1984: While Delhi Burned
The anti-Sikh riots of 1984 rank as one of the worst instances of communal violence in the world. For something like that to have happened in that day and age and in a country like India, was abysmal. Twenty-one years later, the issue still has not got closure, and perhaps never will till the generation that got affected by it will pass on. That the whole situation was politically induced is no surprise. At the same time, scumbags like Buta Singh are still floating around, makes me wonder, if we as a country are going the same way America is….in that…public memory is so short, that it does not matter in the scheme of things.
A little while ago I had written about the joke that is called Buta Singh.
Today I came across a very good article by the author Amitav Ghosh on the 1984 riots.
The scene my memory preserved is of a moment when it seemed inevitable that we would be attacked.
Rounding a corner, we found ourselves facing a crowd that was larger and more determined-looking that any other crowds that we had encountered. On each previous occasion, we had prevailed by marching at the thugs and engaging them directly, in dialogues that turned quickly into extended shouting matches. In every instance, we had succeeded in facing them down. But this particular mob was intent on confrontation. As its members advanced on us, brandishing knives and steel rods, we stopped. Our voices grew louder as they came towards us; a kind of rapture descended on us, exhilaration in anticipation of a climax. We braced for the attack, leaning forward as though into a wind.

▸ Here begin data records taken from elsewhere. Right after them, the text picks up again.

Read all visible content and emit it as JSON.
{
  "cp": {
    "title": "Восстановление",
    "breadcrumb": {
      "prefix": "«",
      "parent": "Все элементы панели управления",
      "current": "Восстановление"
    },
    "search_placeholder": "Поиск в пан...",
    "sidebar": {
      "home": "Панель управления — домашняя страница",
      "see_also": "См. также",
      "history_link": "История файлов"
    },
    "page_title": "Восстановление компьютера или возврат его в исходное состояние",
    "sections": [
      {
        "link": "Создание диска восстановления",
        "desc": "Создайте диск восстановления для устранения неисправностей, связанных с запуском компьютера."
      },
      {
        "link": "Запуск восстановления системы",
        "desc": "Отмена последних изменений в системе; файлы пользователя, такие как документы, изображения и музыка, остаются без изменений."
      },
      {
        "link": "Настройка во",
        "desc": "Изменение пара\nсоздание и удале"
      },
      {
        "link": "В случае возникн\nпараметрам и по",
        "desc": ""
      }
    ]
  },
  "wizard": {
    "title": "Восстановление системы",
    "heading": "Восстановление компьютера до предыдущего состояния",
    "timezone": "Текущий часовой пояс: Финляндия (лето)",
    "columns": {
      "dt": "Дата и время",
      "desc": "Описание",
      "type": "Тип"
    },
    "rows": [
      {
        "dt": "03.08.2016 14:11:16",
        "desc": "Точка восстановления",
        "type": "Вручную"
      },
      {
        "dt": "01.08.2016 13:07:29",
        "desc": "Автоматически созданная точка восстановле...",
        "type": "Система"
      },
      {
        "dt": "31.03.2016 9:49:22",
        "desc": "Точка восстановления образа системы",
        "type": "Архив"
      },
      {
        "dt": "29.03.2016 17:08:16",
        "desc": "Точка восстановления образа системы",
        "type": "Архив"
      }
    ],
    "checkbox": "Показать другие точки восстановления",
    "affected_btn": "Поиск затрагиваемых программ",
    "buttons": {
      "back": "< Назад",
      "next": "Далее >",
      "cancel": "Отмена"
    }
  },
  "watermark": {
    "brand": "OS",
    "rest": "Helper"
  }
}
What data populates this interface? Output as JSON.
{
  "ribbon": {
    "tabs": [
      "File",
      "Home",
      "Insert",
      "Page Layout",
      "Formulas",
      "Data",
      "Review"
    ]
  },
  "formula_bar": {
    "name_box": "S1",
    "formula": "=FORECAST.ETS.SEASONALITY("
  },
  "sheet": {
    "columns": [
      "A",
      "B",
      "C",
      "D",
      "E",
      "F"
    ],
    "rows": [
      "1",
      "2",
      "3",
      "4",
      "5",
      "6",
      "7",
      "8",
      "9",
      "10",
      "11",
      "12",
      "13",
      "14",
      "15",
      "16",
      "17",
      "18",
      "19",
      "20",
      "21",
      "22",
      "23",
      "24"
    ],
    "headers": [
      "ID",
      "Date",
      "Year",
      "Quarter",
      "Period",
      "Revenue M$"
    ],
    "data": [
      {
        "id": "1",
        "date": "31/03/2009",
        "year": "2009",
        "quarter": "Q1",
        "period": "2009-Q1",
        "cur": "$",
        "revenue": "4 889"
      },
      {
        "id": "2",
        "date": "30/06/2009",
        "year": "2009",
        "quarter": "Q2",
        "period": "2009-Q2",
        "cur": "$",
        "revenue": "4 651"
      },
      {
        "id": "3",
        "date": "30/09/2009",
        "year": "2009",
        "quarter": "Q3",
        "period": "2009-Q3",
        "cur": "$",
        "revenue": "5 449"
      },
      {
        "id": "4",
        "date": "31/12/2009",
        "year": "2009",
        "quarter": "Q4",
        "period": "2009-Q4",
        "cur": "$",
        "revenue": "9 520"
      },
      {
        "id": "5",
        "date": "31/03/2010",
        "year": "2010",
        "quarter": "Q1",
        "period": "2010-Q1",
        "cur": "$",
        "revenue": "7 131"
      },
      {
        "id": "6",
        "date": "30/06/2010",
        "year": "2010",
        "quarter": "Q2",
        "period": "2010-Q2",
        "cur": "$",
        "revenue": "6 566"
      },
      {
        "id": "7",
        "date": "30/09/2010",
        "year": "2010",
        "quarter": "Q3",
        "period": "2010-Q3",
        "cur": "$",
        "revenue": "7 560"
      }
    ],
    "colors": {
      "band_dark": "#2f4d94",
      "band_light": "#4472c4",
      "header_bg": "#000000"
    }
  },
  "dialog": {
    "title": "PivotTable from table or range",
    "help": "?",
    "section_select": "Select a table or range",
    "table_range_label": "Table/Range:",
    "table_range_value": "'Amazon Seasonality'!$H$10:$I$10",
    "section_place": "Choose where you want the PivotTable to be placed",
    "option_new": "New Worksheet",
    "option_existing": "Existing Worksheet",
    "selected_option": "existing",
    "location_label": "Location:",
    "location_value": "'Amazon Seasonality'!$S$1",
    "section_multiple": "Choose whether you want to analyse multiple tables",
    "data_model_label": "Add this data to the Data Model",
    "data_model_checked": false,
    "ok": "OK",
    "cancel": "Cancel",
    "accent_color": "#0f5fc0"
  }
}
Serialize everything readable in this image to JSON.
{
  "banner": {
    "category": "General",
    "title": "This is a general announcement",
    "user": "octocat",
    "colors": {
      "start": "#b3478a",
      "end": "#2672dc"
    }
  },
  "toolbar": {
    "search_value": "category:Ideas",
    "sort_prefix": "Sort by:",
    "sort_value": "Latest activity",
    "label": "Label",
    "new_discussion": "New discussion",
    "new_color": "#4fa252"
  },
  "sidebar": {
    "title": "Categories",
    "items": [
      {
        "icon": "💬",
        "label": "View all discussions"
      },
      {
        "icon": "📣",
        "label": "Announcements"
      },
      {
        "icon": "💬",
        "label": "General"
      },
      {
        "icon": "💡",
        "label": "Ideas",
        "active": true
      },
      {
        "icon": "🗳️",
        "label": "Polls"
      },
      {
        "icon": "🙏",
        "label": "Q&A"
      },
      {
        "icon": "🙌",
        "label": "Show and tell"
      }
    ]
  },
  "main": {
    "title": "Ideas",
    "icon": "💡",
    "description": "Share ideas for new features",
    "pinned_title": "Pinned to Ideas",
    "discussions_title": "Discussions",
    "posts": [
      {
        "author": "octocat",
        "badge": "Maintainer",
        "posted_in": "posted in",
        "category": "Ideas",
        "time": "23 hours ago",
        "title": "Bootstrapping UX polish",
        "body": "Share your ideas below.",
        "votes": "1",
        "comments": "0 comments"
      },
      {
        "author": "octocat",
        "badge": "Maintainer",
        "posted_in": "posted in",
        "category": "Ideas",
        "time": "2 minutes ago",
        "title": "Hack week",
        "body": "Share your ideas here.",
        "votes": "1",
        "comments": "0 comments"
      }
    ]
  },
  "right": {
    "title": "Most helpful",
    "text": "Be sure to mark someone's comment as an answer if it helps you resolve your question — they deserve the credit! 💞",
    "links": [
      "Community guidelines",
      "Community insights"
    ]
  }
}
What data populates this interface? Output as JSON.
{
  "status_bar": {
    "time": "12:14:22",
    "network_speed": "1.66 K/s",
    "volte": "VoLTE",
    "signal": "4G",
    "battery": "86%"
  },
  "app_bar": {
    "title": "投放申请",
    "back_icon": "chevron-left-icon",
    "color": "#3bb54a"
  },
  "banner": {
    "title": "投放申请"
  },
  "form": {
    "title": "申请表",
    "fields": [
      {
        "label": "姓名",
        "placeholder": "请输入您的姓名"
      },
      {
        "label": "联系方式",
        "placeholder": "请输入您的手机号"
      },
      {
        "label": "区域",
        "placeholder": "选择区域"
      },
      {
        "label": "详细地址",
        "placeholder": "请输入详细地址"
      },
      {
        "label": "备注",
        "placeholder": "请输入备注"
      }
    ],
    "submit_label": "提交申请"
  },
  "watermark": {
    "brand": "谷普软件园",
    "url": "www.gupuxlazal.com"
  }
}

And then something happened that I have never completely understood. Nothing was said; there was no signal, nor was there any break in the rhythm of our chanting. But suddenly all women in our group – and the women made up more than half of the group’s numbers – stepped out and surrounded the men; their saris and kameezes became thin, fluttering barrier, a wall around us. They turned to face the approaching men, challenging them, daring them to attack.
The thugs took a few more steps toward us and then faltered, confused. A moment later, they were gone.